> YOUR GOAL: Restate all the lines below word for word, but omit the pictures.

Records from a data source
◆ ◆ ◆ ◆ ◆ ◆ ◆

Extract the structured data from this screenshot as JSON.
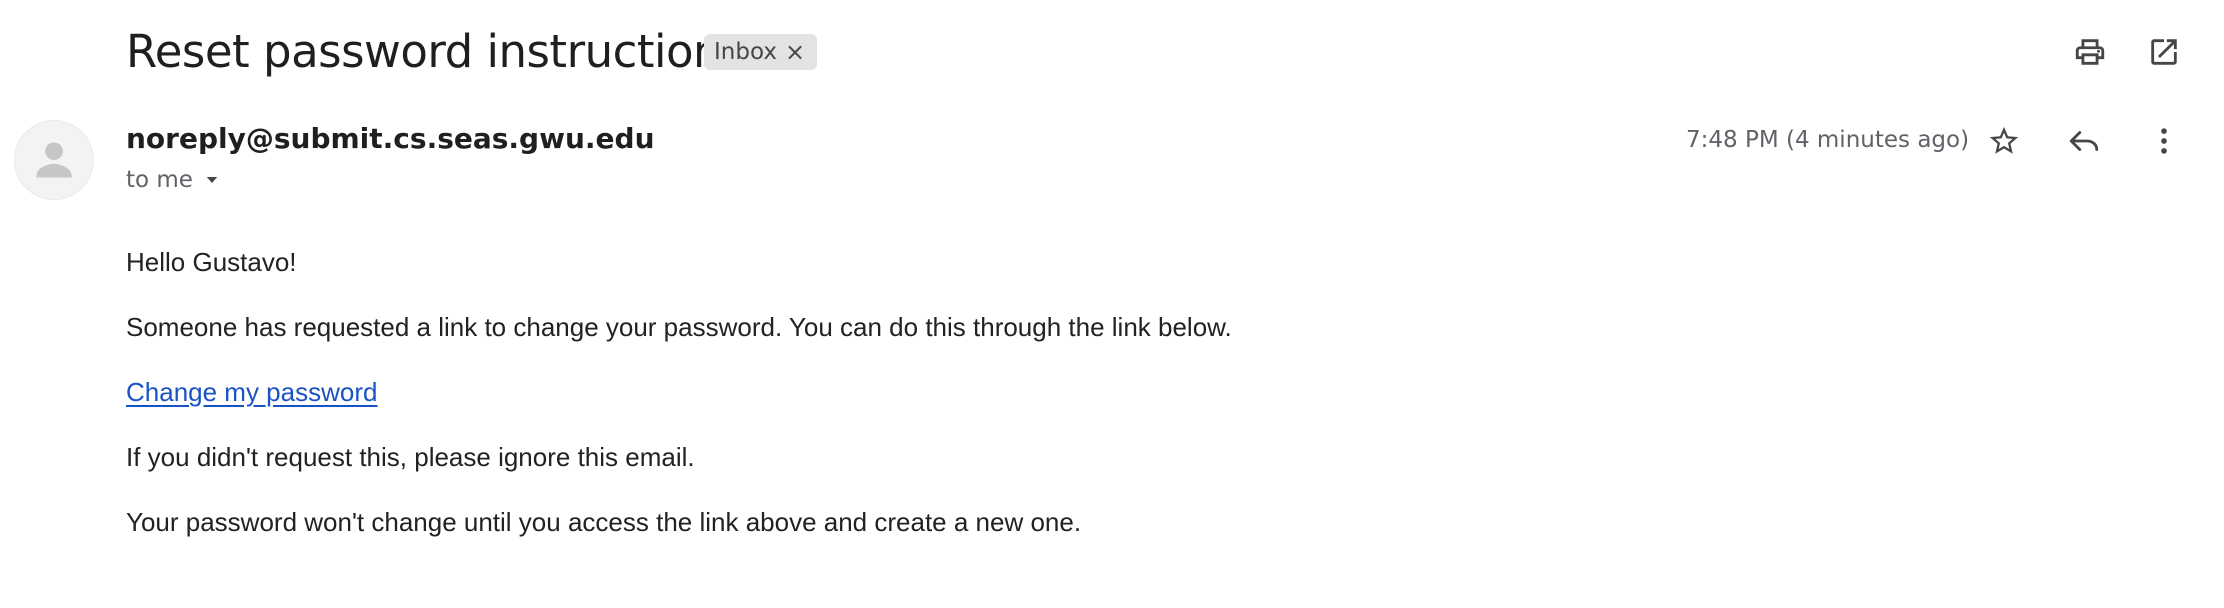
{
  "email": {
    "subject": "Reset password instructions",
    "label_chip": {
      "text": "Inbox",
      "remove_glyph": "×"
    },
    "sender": "noreply@submit.cs.seas.gwu.edu",
    "recipient": "to me",
    "timestamp": "7:48 PM (4 minutes ago)",
    "body": {
      "greeting": "Hello Gustavo!",
      "paragraph_1": "Someone has requested a link to change your password. You can do this through the link below.",
      "link_text": "Change my password",
      "paragraph_2": "If you didn't request this, please ignore this email.",
      "paragraph_3": "Your password won't change until you access the link above and create a new one."
    }
  },
  "icons": {
    "header": [
      "printer-icon",
      "open-in-new-window-icon"
    ],
    "message_actions": [
      "star-icon",
      "reply-icon",
      "more-vert-icon"
    ],
    "avatar": "person-icon",
    "recipient_toggle": "caret-down-icon"
  },
  "colors": {
    "text_primary": "#1f1f1f",
    "text_secondary": "#5f6368",
    "link": "#1a53c4",
    "chip_bg": "#e3e3e3",
    "avatar_bg": "#f1f3f4",
    "avatar_glyph": "#c4c7c5"
  }
}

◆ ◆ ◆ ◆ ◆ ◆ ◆

> FINISHED TASK:
Extract the structured data from this screenshot as JSON.
{
  "email": {
    "subject": "Reset password instructions",
    "label_chip": {
      "text": "Inbox",
      "remove_glyph": "×"
    },
    "sender": "noreply@submit.cs.seas.gwu.edu",
    "recipient": "to me",
    "timestamp": "7:48 PM (4 minutes ago)",
    "body": {
      "greeting": "Hello Gustavo!",
      "paragraph_1": "Someone has requested a link to change your password. You can do this through the link below.",
      "link_text": "Change my password",
      "paragraph_2": "If you didn't request this, please ignore this email.",
      "paragraph_3": "Your password won't change until you access the link above and create a new one."
    }
  },
  "icons": {
    "header": [
      "printer-icon",
      "open-in-new-window-icon"
    ],
    "message_actions": [
      "star-icon",
      "reply-icon",
      "more-vert-icon"
    ],
    "avatar": "person-icon",
    "recipient_toggle": "caret-down-icon"
  },
  "colors": {
    "text_primary": "#1f1f1f",
    "text_secondary": "#5f6368",
    "link": "#1a53c4",
    "chip_bg": "#e3e3e3",
    "avatar_bg": "#f1f3f4",
    "avatar_glyph": "#c4c7c5"
  }
}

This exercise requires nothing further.